Jane’s behaviour was often challenging, with episodes of aggression and violence, engaging only sporadically with the team. Over time, she was able to develop some very positive and containing therapeutic relationships with the staff, and this led to a gradual decrease in her challenging behaviours.

As the service developed its psychological therapies functions Jane was able to start to engage in a range of additional therapies that aimed to support her to move on to the next stage of her life.
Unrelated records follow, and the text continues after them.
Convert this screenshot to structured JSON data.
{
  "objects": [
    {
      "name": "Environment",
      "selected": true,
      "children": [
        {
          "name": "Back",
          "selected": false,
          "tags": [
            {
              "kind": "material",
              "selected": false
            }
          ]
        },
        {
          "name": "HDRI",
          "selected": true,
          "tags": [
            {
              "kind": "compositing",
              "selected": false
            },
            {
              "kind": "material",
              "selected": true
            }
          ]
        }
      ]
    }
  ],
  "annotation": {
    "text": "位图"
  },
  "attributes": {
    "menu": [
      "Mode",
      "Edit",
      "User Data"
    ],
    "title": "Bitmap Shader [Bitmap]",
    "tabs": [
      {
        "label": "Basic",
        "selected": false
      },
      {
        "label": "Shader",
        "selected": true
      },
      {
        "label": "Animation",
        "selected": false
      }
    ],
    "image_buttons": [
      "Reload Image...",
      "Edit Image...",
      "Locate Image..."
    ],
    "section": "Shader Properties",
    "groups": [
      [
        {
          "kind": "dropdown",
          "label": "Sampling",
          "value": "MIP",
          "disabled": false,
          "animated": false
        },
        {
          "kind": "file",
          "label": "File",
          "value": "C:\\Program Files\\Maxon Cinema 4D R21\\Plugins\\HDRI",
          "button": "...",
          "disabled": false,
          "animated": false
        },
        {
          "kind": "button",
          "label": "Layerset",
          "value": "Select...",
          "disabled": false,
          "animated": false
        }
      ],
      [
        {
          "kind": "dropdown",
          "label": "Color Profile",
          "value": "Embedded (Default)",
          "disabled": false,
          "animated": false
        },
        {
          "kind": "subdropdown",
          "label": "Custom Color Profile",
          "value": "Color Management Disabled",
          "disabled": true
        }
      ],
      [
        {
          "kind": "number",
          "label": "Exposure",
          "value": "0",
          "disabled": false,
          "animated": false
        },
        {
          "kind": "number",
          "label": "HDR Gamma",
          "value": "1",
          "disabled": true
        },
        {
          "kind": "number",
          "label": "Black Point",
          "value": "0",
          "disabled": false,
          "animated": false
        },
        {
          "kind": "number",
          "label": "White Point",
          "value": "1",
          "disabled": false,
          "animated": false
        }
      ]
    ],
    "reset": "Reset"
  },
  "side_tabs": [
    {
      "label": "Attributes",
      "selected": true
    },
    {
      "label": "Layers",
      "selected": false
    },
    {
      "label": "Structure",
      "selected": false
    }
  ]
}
Jane engaged in regular individual psychology sessions and groups that helped her to develop a formulation of her behaviour, substance abuse work, and appropriate coping strategies and improved self-esteem. By this point, Jane also felt able to engage in trauma-focused work that she had been unable to consider previously. A consistent and care planned MDT approach supported her through this process and helped to contain and alleviate Jane’s anxieties. Alongside her psychology sessions, Jane benefitted from 1:1 nursing sessions which encouraged her to verbalise her feelings more, resulting in a further decrease in incidences of challenging behaviours.

In addition, Jane accessed a number of opportunities to develop her independent living skills, supported by the OT department. These sessions enabled Jane to increase her confidence whilst using public transport and to develop budgeting skills, which helped her to eventually obtain unescorted community leave, of which she felt incredibly proud. Jane then began to support the team in interviewing for new staff at the hospital and she also agreed to support staff inductions, as well as at hospital networking events across the country (even finding the confidence to present work that she prepared at a conference).

During this treatment phase, Jane was accepted for a supported living service in her home area. The team worked alongside the new service, community team and Jane herself to develop a robust treatment and transition plan. Jane benefitted from a lengthy transition period with her new care provider, which helped to alleviate her anxieties about moving on. Her new staff visited her at the hospital every day for three months, working closely with her and her existing team. Being able to develop therapeutic relationships before transition was vital for Jane given her experience and history of trauma. After eight years in hospital, Jane was successfully discharged into the community on a Conditional Discharge.

To quote Jane,

“Nobody thought they’d see the light at the end of the tunnel for me, they thought I’d be stuck in hospital forever, but I proved everyone wrong”.

 

Learn more about our Learning Disability and Autism services here.